Average deal value size is usually translated into pricing and how a company should and will be pricing their product or service. Founders get comfortable in the beginnings anchoring their pricing (most times) against competitors. It usually is an easier sales conversation and your buyer understands this pricing relative to market and existing companies in the space. You sacrifice perfection here to make a “good enough” decision and focus on creating a smooth sales conversation.

Win rate is all over the place in an early stage company. However, founders can generally get a fair amount of data on win rate in today’s environment. If you are selling a mid-give-figure ACV product via inside sales what should your win rate be? There are a number of surveys out there and you will try and stick to those benchmarks. Founders spend some time on this, but it is very tricky to get right in the beginnings.

Which brings me to sales cycle. Length of sales cycle is perhaps the most important lever to adjust to your advantage. Closing the good deals as soon as possible, as well as qualifying out of the bad deals early, is crucial to sales effectiveness. If you let your sales cycle length slip, you undo all of your good work and damage your sales throughout. All of your hard work growing the numerators of sales opportunities, average deal sizes, and win rates by let’s say 10% can be completely offset by small movements in the denominator or the length of sales cycle. Most founders don’t pay enough attention to this and it can kill a company. It is far easier to grow opportunities, try and price higher, or increase your win rate. It is very, very difficult to think hard about sales cycle and figure out what is working and what is not in an effort to decrease sales cycle length. We continue to believe this is the most important component of the equation and remains under invested in.

As a SaaS company grows from Series Seed to Series A or Series A to Series B, founders should spend more time in their day on sales cycle length over all other metrics within the Sales Velocity Equation.

If you liked “Why Sales Cycle Remains The Most Important Lever Of Early Stage Revenue” and want to read more content from the Bowery Capital Team, check out other relevant posts from the Bowery Capital Blog.
Michael Brown
Michael Brown
Michael is a Founder & Managing Partner at Bowery Capital based in New York. Prior to Bowery Capital, Brown was a Co-Founder and General Partner at AOL Ventures. Before AOL Ventures, Brown worked for the investment arm of Richard Branson’s Virgin Group. He began his career at Morgan Stanley as an equity research analyst.
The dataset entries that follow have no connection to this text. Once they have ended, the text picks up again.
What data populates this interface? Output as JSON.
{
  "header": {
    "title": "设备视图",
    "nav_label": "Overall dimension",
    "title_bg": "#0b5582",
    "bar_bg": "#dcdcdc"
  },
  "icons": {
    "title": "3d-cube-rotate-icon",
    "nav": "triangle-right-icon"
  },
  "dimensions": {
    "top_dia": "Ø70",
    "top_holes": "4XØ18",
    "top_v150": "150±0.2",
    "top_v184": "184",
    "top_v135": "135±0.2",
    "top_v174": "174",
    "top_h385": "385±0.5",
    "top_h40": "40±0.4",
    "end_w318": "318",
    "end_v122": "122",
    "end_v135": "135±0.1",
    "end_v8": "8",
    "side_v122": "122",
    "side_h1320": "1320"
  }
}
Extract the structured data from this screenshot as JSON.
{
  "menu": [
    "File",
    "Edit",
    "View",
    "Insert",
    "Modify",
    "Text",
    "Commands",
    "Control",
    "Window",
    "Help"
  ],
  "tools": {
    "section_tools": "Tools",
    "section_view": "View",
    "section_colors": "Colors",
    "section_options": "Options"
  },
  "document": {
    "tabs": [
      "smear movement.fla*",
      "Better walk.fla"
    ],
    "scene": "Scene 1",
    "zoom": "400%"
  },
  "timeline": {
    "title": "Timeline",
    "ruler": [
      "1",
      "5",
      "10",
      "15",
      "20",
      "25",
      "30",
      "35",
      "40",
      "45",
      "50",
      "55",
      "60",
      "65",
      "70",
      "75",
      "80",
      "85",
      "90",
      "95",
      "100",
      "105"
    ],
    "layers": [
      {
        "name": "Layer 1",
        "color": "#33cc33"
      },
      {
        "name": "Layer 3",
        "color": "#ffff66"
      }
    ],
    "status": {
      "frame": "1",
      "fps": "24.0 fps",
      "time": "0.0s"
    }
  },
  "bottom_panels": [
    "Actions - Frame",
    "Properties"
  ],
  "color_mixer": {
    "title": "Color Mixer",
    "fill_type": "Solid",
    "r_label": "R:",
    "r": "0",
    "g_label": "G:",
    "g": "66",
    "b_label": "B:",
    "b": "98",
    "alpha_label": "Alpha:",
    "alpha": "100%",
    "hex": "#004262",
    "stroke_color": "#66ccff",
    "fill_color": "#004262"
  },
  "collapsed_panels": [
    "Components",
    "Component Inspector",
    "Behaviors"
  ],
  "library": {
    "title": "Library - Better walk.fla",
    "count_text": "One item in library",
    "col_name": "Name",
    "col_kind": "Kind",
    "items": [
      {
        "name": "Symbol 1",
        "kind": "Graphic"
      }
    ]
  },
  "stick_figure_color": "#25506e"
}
Outside of his professional life, Brown serves on the Board of Directors of the National Forest Foundation and the Columbia College Alumni Association. He holds a B.A. from Columbia University.